Film-portrait on the Bulgarian National Television Milen Nachev, conductor

“... When I fist came upon his scores I found it difficult to assume that such a kind-looking person is capable of attaining such amazing power in the inner collisions of musical dramaturgy. They say about Gilbert Becaud, the great French singer, that he was Mr 20 000 Volts. Without attempting to make any comparisons I can say that the charge in Minchev’s works the tension is 200 000 Volts!”

Film-portrait on the Bulgarian National Television Stela Dimitrova, pianist

“...This is an exceptionally erudite musician, an expert whose creative work is marked by precision. He never starts composing a piece without having gather enough material or without having what to say…”

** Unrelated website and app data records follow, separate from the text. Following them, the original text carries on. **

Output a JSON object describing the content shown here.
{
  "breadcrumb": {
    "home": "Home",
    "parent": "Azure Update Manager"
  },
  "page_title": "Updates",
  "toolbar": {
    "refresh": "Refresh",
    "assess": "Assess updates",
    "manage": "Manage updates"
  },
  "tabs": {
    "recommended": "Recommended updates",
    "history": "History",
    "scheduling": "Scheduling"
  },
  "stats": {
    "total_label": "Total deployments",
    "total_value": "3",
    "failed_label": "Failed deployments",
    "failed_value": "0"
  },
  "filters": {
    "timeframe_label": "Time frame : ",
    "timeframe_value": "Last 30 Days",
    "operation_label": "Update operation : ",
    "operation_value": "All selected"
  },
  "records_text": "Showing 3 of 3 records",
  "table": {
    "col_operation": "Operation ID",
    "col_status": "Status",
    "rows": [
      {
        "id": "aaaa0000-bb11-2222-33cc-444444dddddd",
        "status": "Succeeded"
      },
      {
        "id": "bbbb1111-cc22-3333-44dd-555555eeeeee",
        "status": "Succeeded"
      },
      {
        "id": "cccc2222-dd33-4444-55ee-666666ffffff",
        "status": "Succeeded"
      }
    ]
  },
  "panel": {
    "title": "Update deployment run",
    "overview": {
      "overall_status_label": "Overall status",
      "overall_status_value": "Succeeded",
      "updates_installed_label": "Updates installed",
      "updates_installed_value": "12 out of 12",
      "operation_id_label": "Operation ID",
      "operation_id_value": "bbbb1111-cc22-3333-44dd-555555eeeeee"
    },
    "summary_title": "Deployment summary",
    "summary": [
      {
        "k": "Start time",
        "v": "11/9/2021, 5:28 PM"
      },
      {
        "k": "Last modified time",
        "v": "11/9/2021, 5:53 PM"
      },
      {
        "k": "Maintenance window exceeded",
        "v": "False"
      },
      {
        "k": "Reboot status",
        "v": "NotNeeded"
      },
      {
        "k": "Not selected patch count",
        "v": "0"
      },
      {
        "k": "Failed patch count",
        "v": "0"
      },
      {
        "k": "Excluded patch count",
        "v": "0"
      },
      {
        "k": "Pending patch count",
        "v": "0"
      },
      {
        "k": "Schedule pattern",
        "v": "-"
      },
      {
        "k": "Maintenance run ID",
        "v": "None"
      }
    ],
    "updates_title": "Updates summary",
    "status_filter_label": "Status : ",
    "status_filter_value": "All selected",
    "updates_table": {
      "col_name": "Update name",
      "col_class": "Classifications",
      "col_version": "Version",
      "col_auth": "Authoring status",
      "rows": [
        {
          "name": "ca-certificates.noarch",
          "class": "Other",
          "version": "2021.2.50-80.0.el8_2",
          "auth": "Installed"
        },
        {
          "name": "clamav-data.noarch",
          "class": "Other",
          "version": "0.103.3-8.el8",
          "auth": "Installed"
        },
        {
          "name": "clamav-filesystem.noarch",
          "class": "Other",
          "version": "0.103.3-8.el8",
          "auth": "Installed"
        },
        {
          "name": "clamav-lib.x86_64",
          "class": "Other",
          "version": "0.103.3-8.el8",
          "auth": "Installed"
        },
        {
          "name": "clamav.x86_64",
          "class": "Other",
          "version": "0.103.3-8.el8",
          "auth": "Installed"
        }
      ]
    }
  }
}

Film-portrait on the Bulgarian National Television Ivan Peev, concertmaster

“...Minchev’s writing is extremely original, his means of expression are extremely rich and even some things which might seem strange at first glance fit to place later on, in the process of work. For me this is a great creative artist!”

Film-portrait on the Bulgarian National Television Rumen Skorchev, artist

“...His music is full of character! I can well sense that as for example in literature or art there are works lacking character, as if washed by rain, without any personality. His music has strong impact. Through his music I very much acquired the ability to feel and understand better the contemporary musical art…”

Film-portrait on the Bulgarian National Television Plamen Djourov, conductor

“...When you open one of his scores and start working on it your first impression is of an amazingly clear and well-organized structure. Later on, in the course of work, you become aware that this is a piece of visual art expressed in sounds. And it seems to me that this is what the performers of Minchev’s music should try to achieve – precision, clear logic and a wealth of colour at the same time…”

Duma Daily, Sofia, July 3, 03.07.1995 Ivan Hlebarov

“...Despite its fragmentary character the third Мusica Nova Festival tells us of something else – of the equality of the Bulgarian musical avant-garde to the worldwide artistic processes. And this trend of development has its well-established history. If some 20 years ago the Three Poems by Georgi Minchev performed at the Festival’s first evening by Stefka Mineva and the Bulgarian National Radio Orchestra threatened the peace of mind of the then “guards” of Bulgarian music, now this works sounds like an eloquent document of the never-ending creative efforts in the new Bulgarian music…”

Film-portrait on the Bulgarian National Television Dimitar Manolov

“...I was a chance witness to a “scandal” caused by his Three Poems for Mezzo-Soprano. At first their inclusion in the Warsaw Autumn Festival was a matter of controversy in the Union of Bulgarian Composers so he had to write letters of complaint, to refuse his belonging to this institution, and so on. This is work which was not only one of the first of its kind which paved the road to this style of sonorous, aleatoric music but it also demonstrated many of Minchev’s personal characteristics – poetry, specific touch, rich orchestra color and a very intelligent sense of images and dramaturgy - which were further developed in his later works. And what were the causes for the previous controversy? The reason was that the composition end in pianissimo and diminuendo instead of fortissimo and did not sound optimistically in the finale…”